Lunch: Dinner leftovers for Susanne and Trent; mac and cheese, cheesy toast, or pasta plus fruit for our son

Dinner:

~Sweet potato falafel (we had this on Sunday - it's delicious!)
~Broccoli and quinoa (that was last night's dinner, and it was exceptionally tasty, too)
~Chicken, potatoes, and veggies (Trent's making it right now!)
~Gluten free pizza
~Rice pasta with sauce and veggies
~Soup and salad
~Make-your-own-dinner night (basically, we just eat whatever we can scrounge up from the refrigerator and pantry)

The total bill rang in at $108. That's less than last week (because we didn't purchase as much meat this time), but still more than we would ever spend at Kroger. The organic, free-range chicken cost nearly $8 on its own. I selected a bunch of Bob's Red Mill products (like gluten-free chickpea flour and ground flaxseed) that were each about $5 (but they'll last for at least a couple of months). We also purchased a variety of organic fruits and veggies: apples, bananas, spinach, onions, potatoes, sweet potatoes, celery. We threw in some cheese, butter, and milk that we can use in this week's and following weeks' recipes. Treats included a pack of gluten-free cookies for me and my son and some beer for my husband.

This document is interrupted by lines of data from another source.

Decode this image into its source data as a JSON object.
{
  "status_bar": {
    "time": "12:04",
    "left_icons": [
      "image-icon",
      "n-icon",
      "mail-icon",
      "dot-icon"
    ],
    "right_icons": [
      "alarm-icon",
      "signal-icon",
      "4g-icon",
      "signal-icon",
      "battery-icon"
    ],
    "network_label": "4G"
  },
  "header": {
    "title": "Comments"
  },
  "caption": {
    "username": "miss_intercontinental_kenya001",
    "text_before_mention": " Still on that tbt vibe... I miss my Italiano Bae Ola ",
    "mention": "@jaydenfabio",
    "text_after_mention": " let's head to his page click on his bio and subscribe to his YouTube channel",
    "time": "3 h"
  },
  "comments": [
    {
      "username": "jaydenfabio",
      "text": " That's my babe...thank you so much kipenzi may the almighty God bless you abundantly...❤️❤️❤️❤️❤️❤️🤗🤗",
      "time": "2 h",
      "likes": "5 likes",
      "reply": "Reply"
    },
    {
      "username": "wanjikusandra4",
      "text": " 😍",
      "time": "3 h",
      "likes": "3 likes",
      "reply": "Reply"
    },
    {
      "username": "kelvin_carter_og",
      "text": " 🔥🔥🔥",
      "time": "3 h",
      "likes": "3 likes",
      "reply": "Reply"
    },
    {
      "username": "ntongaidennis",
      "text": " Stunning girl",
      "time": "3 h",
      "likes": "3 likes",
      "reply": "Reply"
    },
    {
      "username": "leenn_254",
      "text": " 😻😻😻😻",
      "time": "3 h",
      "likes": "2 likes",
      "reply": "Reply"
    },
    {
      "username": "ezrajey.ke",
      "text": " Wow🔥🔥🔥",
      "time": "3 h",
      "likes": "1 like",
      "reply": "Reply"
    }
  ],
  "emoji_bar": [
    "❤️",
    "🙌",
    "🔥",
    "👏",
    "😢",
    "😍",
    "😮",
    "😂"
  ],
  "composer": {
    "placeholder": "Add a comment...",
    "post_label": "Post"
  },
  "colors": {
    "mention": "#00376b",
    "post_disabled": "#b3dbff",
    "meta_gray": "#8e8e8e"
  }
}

It was an expensive trip, but the bill might be lower next week simply because we're now armed with more basic ingredients. Plus, I don't anticipate that we'll be going out to eat anytime soon. We're finding that it's cheaper, easier, and more satisfying to just cook at home.